Others have responded with more determination to take it slow. They told me what a relief it was to be catching up on sleep and invariably bring up Tiger King somewhere in the session. They are slightly irritated with the social media pressure to “make use of this time” and are determined to “grieve for a loss of a way of life”.
I have come to understand both these responses as normal. The first has a solid dose of anxiety underlying it and the second an undercurrent of depression. My patients with both these coping styles hit a solid wobbly with the announcement of the extended lockdown, and the uncertainty as to when (or whether) life would return to normal.
It is the nature of coping strategies to work well, and then not. My busy patients can’t keep up this pace forever and neither can my chilled patients. We have to settle into a new normal. Besides which, the world expects us to continue. Kids are getting online schooling. “Doing what I can” is no longer good enough for some bosses who are figuring out what can and what can’t be done remotely.
Again our plans have been disrupted. Underlying anxieties become louder and depressions becomes more acute.
In this ever-changing landscape, I find it difficult to make plans to help contain my anxieties. But listening to my patients, I have realised that there are ways of dealing with the now.
Have a routine
One of my patients, who is facing significant financial uncertainty, said that the thing that has helps her remain sane is having a solid structure to her day. She does not know what her income will be going forward, but by having a routine she is able to get things done through the day, instead of getting overwhelmed by uncertainty. It seems that she is on to something. Breaking up our days into sleep/ eat/ work/ play/ exercise times is endorsed by everybody from the Navy Seals to behavioural psychologists. It certainly is better than struggling to get out of bed because the day stretches ahead you in a meaningless void.
I have had to smile at the number of shirtless or pj consults I have had with patients. It felt like we were enjoying the loose social norms. But as lockdown 2 started, not getting dressed has more and more become an indicator of depression. Initially, when I started tele consulting, I was very worried that I would miss subtle cues. It seems as if the current situation has allowed for a magnification of those cues. Trust me when I tell you, if you aren’t getting dressed you are getting depressed.
Food has become a big part of our lives. It is our main routine at the moment. One mom told me that her family is eating faster than she can unpack the dishwasher. Another patient told me that she is wearing her mask indoors to stop herself from eating all the time! Most of the families out there seem to be getting freshly baked bread and lots of veggies as moms try to boost their kin against The Virus.

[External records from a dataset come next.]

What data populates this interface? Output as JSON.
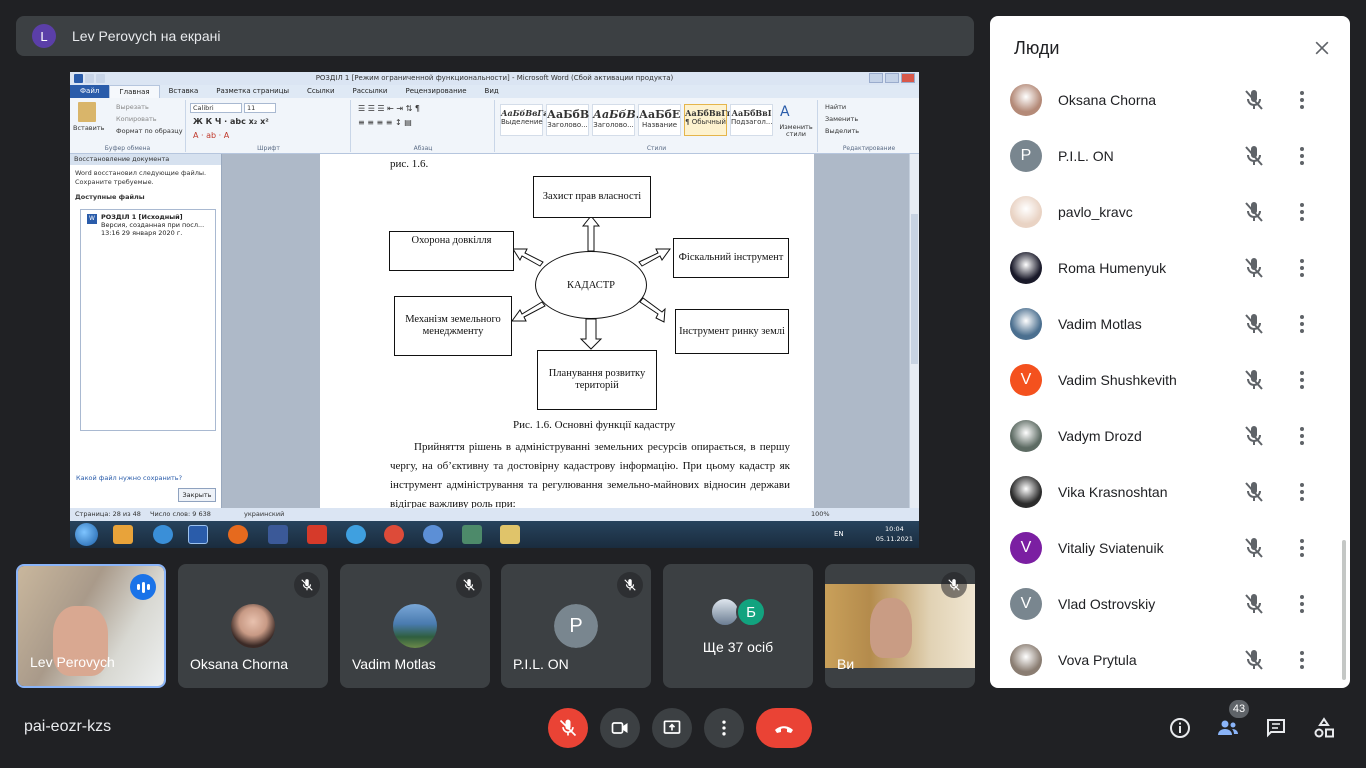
{
  "banner": {
    "avatar_letter": "L",
    "text": "Lev Perovych на екрані"
  },
  "word": {
    "title": "РОЗДІЛ 1 [Режим ограниченной функциональности] - Microsoft Word (Сбой активации продукта)",
    "tabs": [
      "Файл",
      "Главная",
      "Вставка",
      "Разметка страницы",
      "Ссылки",
      "Рассылки",
      "Рецензирование",
      "Вид"
    ],
    "clipboard": {
      "paste": "Вставить",
      "cut": "Вырезать",
      "copy": "Копировать",
      "format": "Формат по образцу",
      "group": "Буфер обмена"
    },
    "font": {
      "name": "Calibri",
      "size": "11",
      "group": "Шрифт"
    },
    "paragraph_group": "Абзац",
    "styles": [
      {
        "sample": "АаБбВвГг",
        "label": "Выделение"
      },
      {
        "sample": "АаБбВ",
        "label": "Заголово..."
      },
      {
        "sample": "АаБбВ.",
        "label": "Заголово..."
      },
      {
        "sample": "АаБбЕ",
        "label": "Название"
      },
      {
        "sample": "АаБбВвГг,",
        "label": "¶ Обычный"
      },
      {
        "sample": "АаБбВвІ",
        "label": "Подзагол..."
      }
    ],
    "styles_group": "Стили",
    "change_styles": "Изменить стили",
    "editing": {
      "find": "Найти",
      "replace": "Заменить",
      "select": "Выделить",
      "group": "Редактирование"
    },
    "recovery": {
      "header": "Восстановление документа",
      "text": "Word восстановил следующие файлы. Сохраните требуемые.",
      "available": "Доступные файлы",
      "file_name": "РОЗДІЛ 1 [Исходный]",
      "file_version": "Версия, созданная при посл...",
      "file_date": "13:16 29 января 2020 г.",
      "question": "Какой файл нужно сохранить?",
      "close": "Закрыть"
    },
    "doc": {
      "top_line": "рис. 1.6.",
      "center": "КАДАСТР",
      "boxes": {
        "top": "Захист прав власності",
        "left_top": "Охорона довкілля",
        "right_top": "Фіскальний інструмент",
        "left_bottom": "Механізм земельного менеджменту",
        "right_bottom": "Інструмент ринку землі",
        "bottom": "Планування розвитку територій"
      },
      "caption": "Рис. 1.6. Основні функції кадастру",
      "paragraph": "Прийняття рішень в адмініструванні земельних ресурсів опирається, в першу чергу, на об’єктивну та достовірну кадастрову інформацію. При цьому кадастр як інструмент адміністрування та регулювання земельно-майнових відносин держави відіграє важливу роль при:"
    },
    "status": {
      "page": "Страница: 28 из 48",
      "words": "Число слов: 9 638",
      "lang": "украинский",
      "zoom": "100%"
    },
    "taskbar": {
      "lang": "EN",
      "time": "10:04",
      "date": "05.11.2021"
    }
  },
  "tiles": [
    {
      "name": "Lev Perovych",
      "speaking": true
    },
    {
      "name": "Oksana Chorna",
      "muted": true
    },
    {
      "name": "Vadim Motlas",
      "muted": true
    },
    {
      "name": "P.I.L. ON",
      "letter": "P",
      "muted": true
    },
    {
      "name": "Ще 37 осіб",
      "letter": "Б"
    },
    {
      "name": "Ви",
      "muted": true
    }
  ],
  "meeting_code": "pai-eozr-kzs",
  "participants_count": "43",
  "panel": {
    "title": "Люди",
    "people": [
      {
        "name": "Oksana Chorna",
        "avatar": "photo",
        "color": "#b48a78"
      },
      {
        "name": "P.I.L. ON",
        "avatar": "P",
        "color": "#79868f"
      },
      {
        "name": "pavlo_kravc",
        "avatar": "photo",
        "color": "#e9d3c4"
      },
      {
        "name": "Roma Humenyuk",
        "avatar": "photo",
        "color": "#1a1a2a"
      },
      {
        "name": "Vadim Motlas",
        "avatar": "photo",
        "color": "#4b6f8f"
      },
      {
        "name": "Vadim Shushkevith",
        "avatar": "V",
        "color": "#f4511e"
      },
      {
        "name": "Vadym Drozd",
        "avatar": "photo",
        "color": "#5d6b63"
      },
      {
        "name": "Vika Krasnoshtan",
        "avatar": "photo",
        "color": "#2c2c2c"
      },
      {
        "name": "Vitaliy Sviatenuik",
        "avatar": "V",
        "color": "#7b1fa2"
      },
      {
        "name": "Vlad Ostrovskiy",
        "avatar": "V",
        "color": "#79868f"
      },
      {
        "name": "Vova Prytula",
        "avatar": "photo",
        "color": "#8a7d72"
      }
    ]
  }
}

But getting a balanced diet is harder for my single patients who are cooking for one, made even harder by the rules on Woolies chicken. We know that eating too much processed food makes us feel naff, even more so now that we aren’t moving much.

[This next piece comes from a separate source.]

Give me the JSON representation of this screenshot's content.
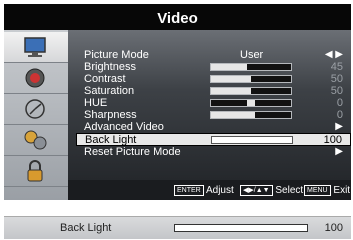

We can’t go outside. We can’t go to the gym. It’s been rough on my patients who are fitness addicts, it’s been rough on those who “take the stairs”. It seems as if most of us had resigned ourselves to this for lockdown one. But now with lockdown two stretching ahead, it’s worth remembering that we are all getting much less movement than before. We are losing tone and lung capacity. For mental resilience and physical toughness, we have to up our exercise game.
Take a moment
The parents in my practice are busy feeding their families, home schooling, cleaning and working. Those that live alone are struggling with isolation which tends to make all days roll into one. Some describe a mix of busyness and boredom. My patients who have incorporated a mindfulness practice, whether it be prayer, meditation or journalling, manage to stay focussed and present better, regardless of their challenges.
It feels like connecting is a dirty word in the age of social distancing. By and large my patients who are locked down with loved ones describe thoroughly enjoying it. Even if mom is driving them crazy and cabin fever is making them irritable. It is really tough on my patients who live alone. One of my patients balked against my suggestion of her reaching out to friends over social media, because it made her more anxious. As we chatted further, it transpired that she was getting caught in all the social media rabbit holes. When she limited her social media exposure and set up WhatsApp calls with specific people, things improved. Using social media as a telephone, not as a platform, seems to be key.
There is nothing new in these recommendations. (Ok, maybe “getting dressed” did not have to be spelled out before). They are the bones of resilience psychology and have been proven to work. We are living in challenging times. My patients are telling me that we can do this.
Continue reading this series:
New routes to resilience- lockdown 4 and beyond.